But out of sight shouldn't mean out of mind. As tempting as it is to put plastic dry cleaning bags over your clothes and call it a day, or stuff them all into a space-saving bag, hold off. The best place to start is your closet. Start with a thorough cleaning. Begin by removing old clothes you no longer wear or want to thin out your wardrobe and create more space. Then vacuum the closet thoroughly.

Make sure clothing is clean prior to storage, with all stains removed. This will deter bugs and keep stains from becoming set in. Drawers are an option for storage, but they need cedar liners and should close tight. Store cashmere and other expensive fabrics in clear plastic locking tubs, which give the fabrics room to breathe.

To keep garments fresh, use cedar blocks or lavender sachets. Avoid unnatural products like moth balls or dryer sheets. If you live in a humid area and worry that stored sweaters might mold, drop silica crystal packets like those that come in so many products today into your storage boxes.

Avoid storing sweaters and other hanging garments right after they come from the dry cleaners. The wire hangers can damage delicate fabrics and the plastic covering isn't effective enough at keeping insects from working their way inside and eating your garments.

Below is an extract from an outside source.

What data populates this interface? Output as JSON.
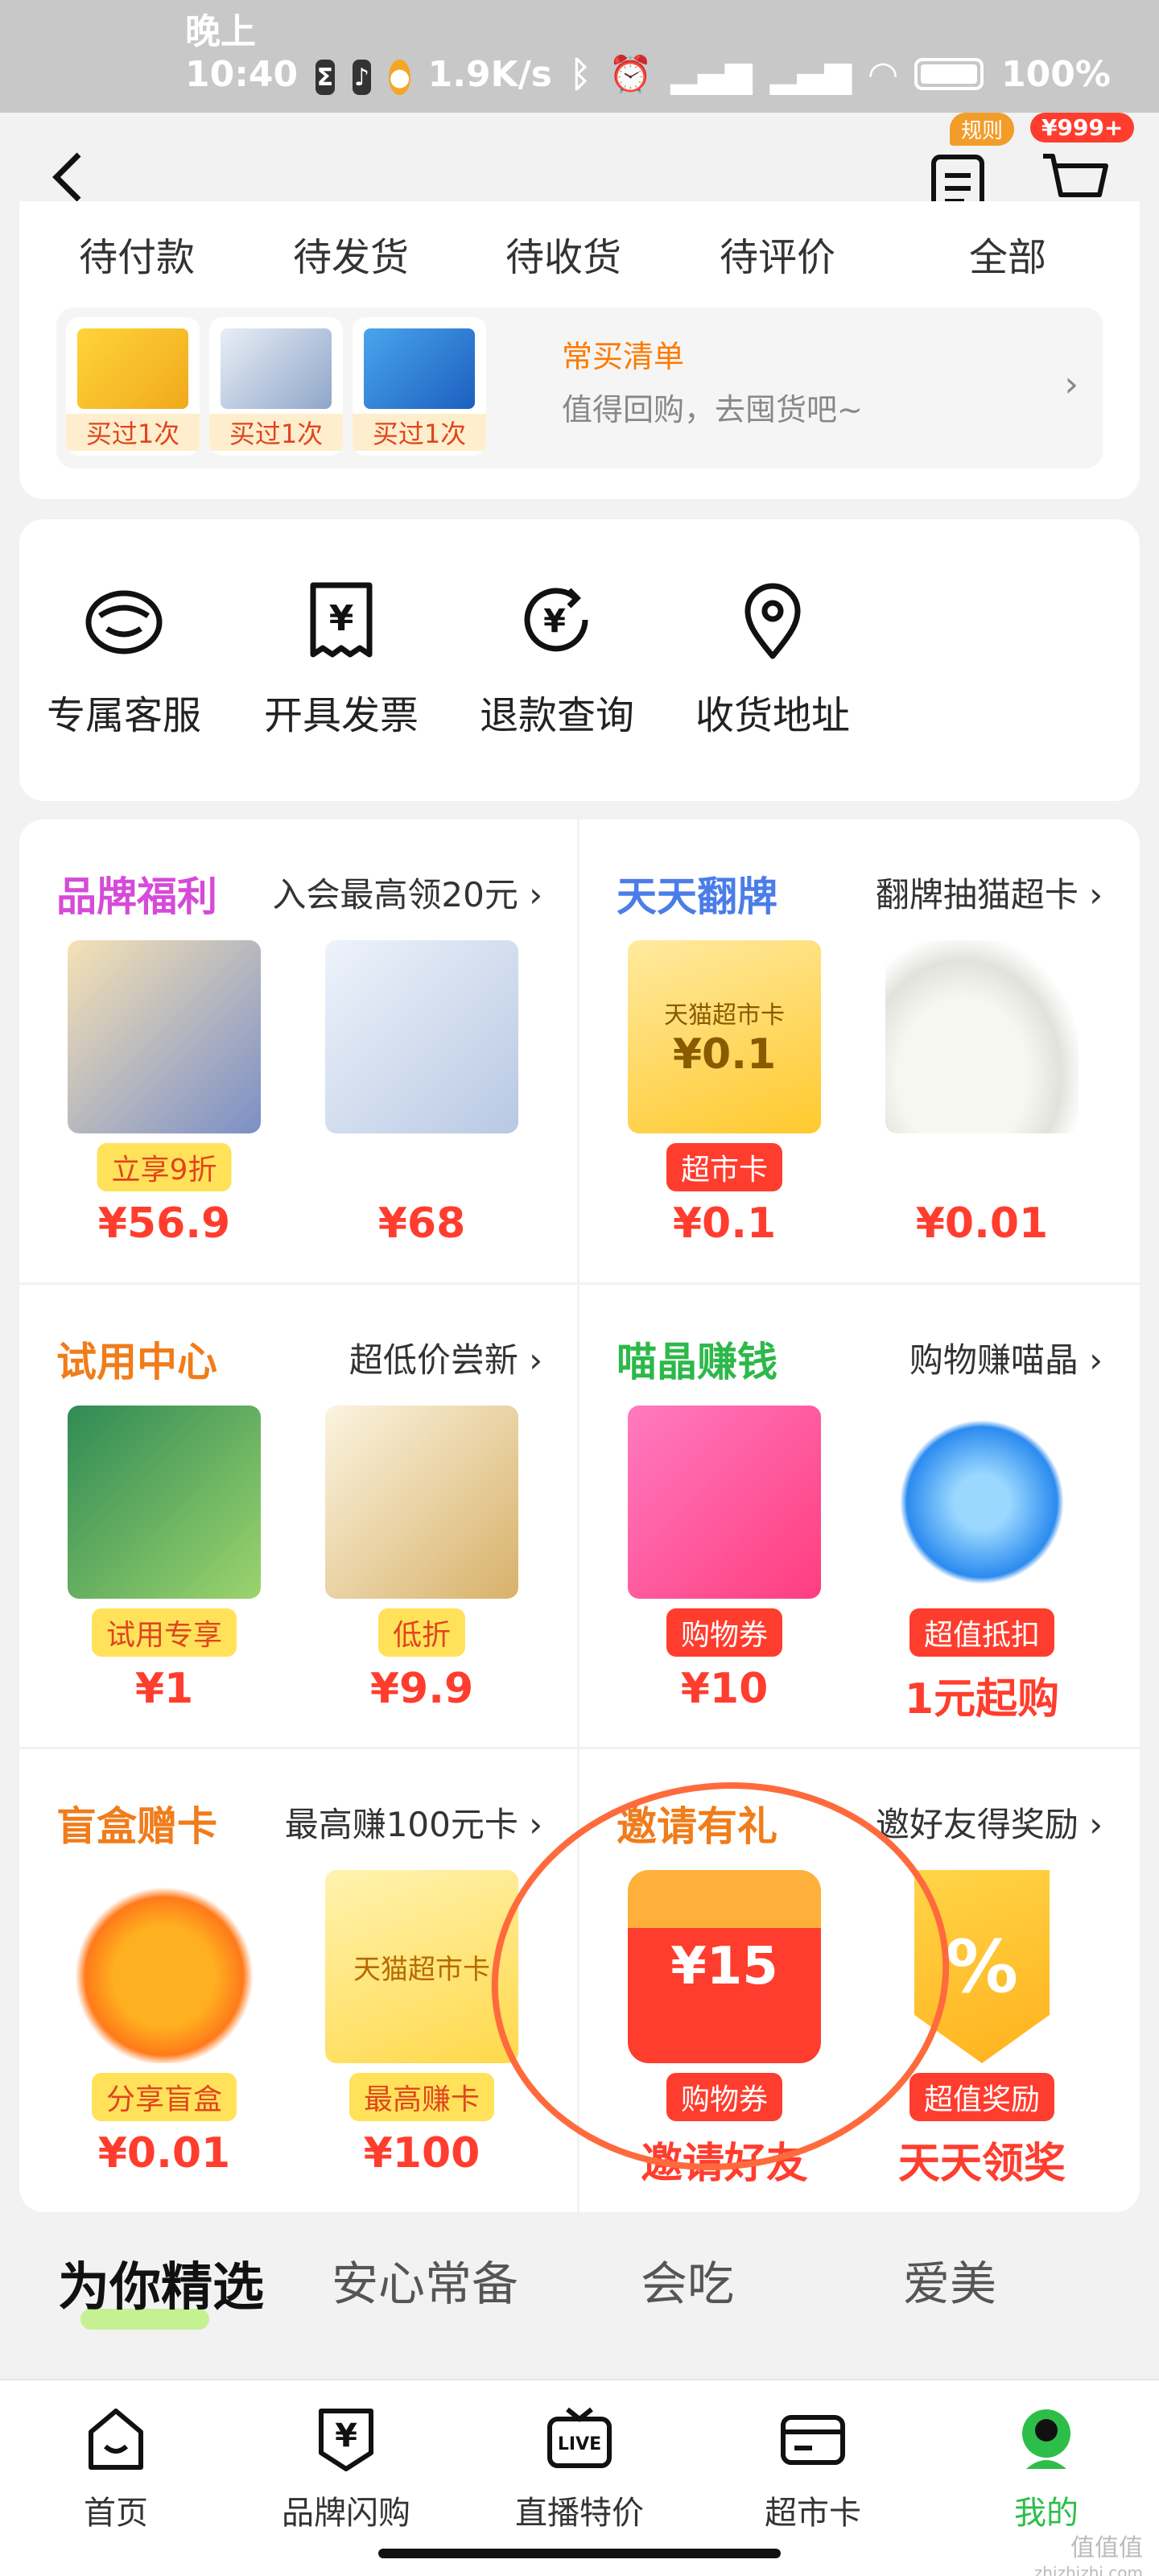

If you have an extensive collection of cashmere items, it's best to wrap each item in acid-free tissue to keep it dry and protected, and then store in a plastic container with a tight-fitting lid.

Avoid moving your cold-weather clothing out of the closet, though. Storing clothes under the bed, in the basement, attic, or garage is unwise, because these are places where bugs are more likely to be found and where temperature variations can damage your clothes.

Kathryn Weber is a home and decorating columnist and publishes the Red Lotus Letter feng shui ezine. For more information, contact Weber through her website, redlotusletter.com.